In the early days men led the procession as Mrs. Brown’s Crown was carried to the church and blessed by the priest. Afterward the festivities continued at Mrs. Brown’s home where the revered Crown was on display. In the afternoon a free delicious barbecue was enjoyed by all–followed by the Chamarita dance.
But two decades later, in 1893, the once simple affair had mushroomed into an event comparable to a Fourth of July celebration. Wearing a tiara, Miss Mary Freitas, that year’s festival queen, carried the Crown to the church. She headed up a torchlight procession, now 300 strong, marching from Mrs. Brown’s resident, just outside Half Moon Bay to the old Catholic Church in the center of town.

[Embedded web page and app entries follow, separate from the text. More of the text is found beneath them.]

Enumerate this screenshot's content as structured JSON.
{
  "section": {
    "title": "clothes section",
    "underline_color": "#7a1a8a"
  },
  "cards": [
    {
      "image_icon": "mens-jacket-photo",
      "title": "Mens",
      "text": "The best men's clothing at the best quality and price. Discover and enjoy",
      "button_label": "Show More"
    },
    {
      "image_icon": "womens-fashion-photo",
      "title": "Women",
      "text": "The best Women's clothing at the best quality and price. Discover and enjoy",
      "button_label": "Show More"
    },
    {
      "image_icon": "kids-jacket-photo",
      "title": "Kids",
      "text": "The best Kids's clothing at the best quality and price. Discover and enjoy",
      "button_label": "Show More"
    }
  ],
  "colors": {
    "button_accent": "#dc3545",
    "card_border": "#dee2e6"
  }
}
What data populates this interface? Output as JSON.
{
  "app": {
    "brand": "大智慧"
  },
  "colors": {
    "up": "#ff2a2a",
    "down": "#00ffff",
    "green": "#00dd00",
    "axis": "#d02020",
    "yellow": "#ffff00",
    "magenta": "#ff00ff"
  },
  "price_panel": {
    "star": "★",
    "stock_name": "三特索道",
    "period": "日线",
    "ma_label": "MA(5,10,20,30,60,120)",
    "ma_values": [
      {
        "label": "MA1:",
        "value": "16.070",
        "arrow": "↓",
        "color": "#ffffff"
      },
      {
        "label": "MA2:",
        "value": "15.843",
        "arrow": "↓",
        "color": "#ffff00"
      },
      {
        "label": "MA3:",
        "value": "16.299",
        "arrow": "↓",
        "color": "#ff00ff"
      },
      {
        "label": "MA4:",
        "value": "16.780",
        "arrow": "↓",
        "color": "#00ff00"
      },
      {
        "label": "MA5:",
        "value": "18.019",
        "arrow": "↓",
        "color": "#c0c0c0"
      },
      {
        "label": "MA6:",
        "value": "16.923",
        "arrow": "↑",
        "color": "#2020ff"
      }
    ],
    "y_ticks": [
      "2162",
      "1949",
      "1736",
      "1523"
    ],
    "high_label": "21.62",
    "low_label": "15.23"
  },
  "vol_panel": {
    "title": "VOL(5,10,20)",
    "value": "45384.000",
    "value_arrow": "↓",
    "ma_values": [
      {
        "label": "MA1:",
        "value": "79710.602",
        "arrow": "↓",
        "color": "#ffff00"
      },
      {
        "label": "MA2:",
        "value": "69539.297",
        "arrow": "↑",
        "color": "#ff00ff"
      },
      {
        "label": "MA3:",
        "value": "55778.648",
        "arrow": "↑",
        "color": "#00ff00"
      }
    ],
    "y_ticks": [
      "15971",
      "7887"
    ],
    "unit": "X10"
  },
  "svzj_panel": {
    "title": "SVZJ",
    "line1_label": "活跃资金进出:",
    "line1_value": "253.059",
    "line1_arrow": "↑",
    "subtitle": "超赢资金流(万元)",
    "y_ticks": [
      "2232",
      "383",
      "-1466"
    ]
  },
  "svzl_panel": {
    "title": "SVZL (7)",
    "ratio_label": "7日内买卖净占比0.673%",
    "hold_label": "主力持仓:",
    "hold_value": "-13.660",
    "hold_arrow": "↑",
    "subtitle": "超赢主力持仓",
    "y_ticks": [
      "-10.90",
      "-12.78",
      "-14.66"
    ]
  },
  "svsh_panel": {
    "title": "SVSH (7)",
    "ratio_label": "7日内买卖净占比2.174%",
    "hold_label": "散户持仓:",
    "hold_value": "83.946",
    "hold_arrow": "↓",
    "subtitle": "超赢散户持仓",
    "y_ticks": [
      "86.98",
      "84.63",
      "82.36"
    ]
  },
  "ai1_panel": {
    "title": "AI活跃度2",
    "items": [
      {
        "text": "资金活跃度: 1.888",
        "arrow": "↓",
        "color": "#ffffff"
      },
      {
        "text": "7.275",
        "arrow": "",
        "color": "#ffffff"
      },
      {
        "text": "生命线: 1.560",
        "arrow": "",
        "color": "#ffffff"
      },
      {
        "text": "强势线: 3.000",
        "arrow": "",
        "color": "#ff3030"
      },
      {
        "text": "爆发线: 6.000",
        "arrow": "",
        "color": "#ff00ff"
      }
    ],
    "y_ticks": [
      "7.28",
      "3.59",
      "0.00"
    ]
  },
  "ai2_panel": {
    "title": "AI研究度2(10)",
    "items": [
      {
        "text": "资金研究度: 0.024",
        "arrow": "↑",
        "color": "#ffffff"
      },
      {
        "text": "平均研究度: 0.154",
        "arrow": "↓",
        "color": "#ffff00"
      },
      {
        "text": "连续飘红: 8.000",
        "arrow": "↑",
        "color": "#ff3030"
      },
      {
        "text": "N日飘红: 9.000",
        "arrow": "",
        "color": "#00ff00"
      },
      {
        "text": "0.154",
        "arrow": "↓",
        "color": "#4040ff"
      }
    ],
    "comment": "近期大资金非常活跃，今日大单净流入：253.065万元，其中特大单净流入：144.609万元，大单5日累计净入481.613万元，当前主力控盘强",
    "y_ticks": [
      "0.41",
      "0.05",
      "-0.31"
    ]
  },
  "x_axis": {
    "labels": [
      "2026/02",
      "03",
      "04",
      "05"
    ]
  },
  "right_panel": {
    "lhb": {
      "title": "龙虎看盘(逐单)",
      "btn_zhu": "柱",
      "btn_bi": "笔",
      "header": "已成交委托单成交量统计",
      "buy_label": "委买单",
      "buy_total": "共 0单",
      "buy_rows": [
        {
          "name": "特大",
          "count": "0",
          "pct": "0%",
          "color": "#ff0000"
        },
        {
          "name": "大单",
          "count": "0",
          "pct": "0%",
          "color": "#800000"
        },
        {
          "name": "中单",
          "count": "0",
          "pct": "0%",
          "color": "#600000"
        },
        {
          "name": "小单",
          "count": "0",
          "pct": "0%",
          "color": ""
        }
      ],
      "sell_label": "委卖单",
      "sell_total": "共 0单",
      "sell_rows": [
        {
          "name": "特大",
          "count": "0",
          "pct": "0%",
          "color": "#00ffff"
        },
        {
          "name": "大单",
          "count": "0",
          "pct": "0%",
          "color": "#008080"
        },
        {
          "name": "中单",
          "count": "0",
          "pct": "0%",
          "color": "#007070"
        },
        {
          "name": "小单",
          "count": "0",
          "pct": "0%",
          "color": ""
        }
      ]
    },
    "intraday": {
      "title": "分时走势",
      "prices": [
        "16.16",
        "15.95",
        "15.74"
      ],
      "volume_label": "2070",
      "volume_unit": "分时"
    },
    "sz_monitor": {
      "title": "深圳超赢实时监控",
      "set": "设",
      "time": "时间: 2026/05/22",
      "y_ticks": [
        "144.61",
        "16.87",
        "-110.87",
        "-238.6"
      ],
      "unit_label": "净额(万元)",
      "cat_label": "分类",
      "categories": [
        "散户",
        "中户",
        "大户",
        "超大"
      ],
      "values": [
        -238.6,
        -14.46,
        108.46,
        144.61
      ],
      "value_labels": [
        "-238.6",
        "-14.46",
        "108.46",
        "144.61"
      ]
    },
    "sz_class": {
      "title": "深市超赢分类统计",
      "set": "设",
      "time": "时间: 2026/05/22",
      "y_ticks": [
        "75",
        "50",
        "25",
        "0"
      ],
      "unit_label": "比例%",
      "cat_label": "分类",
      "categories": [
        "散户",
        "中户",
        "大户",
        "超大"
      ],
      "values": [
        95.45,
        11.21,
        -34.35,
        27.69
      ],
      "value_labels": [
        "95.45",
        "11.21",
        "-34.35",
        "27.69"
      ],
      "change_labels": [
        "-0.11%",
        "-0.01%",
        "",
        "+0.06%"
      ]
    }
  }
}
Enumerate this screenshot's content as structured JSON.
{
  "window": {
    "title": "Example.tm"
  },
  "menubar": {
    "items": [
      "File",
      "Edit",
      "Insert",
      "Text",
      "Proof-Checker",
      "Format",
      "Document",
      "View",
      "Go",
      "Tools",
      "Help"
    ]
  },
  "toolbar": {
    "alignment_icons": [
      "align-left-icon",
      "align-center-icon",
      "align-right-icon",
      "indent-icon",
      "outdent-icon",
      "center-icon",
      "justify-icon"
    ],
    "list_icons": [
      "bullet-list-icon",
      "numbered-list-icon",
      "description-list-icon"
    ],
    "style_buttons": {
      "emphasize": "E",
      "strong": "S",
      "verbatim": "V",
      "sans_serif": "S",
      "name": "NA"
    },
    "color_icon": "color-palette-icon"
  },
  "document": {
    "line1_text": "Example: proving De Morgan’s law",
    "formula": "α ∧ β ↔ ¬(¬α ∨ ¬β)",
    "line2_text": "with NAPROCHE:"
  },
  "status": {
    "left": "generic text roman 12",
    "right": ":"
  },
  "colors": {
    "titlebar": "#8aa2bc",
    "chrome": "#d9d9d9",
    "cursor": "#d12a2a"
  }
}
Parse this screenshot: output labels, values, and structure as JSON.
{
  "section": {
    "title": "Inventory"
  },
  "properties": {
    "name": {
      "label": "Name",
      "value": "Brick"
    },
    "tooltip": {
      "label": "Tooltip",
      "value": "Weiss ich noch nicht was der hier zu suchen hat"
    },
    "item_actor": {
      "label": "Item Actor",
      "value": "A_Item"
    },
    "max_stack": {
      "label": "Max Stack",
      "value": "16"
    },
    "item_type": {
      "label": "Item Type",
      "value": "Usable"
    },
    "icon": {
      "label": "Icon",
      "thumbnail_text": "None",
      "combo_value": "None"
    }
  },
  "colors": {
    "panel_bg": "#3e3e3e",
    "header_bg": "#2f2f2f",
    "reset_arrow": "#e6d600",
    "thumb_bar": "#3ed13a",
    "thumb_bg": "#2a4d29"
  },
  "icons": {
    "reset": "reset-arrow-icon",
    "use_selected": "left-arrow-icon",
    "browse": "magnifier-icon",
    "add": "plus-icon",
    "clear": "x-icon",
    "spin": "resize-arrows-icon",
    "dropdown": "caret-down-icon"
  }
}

Miss Freitas represented Queen Isabel, and at her side stood several maids of honor, or “side queens,” all attired in wedding dress white and capes, carrying fragrant flower bouquets. As a Portuguese band played the home country’s “National Anthem,” the queen and her attendants walked the mile-long rfoute inside of four fabric-covered “rods” held by the younger girls.
..to be continued…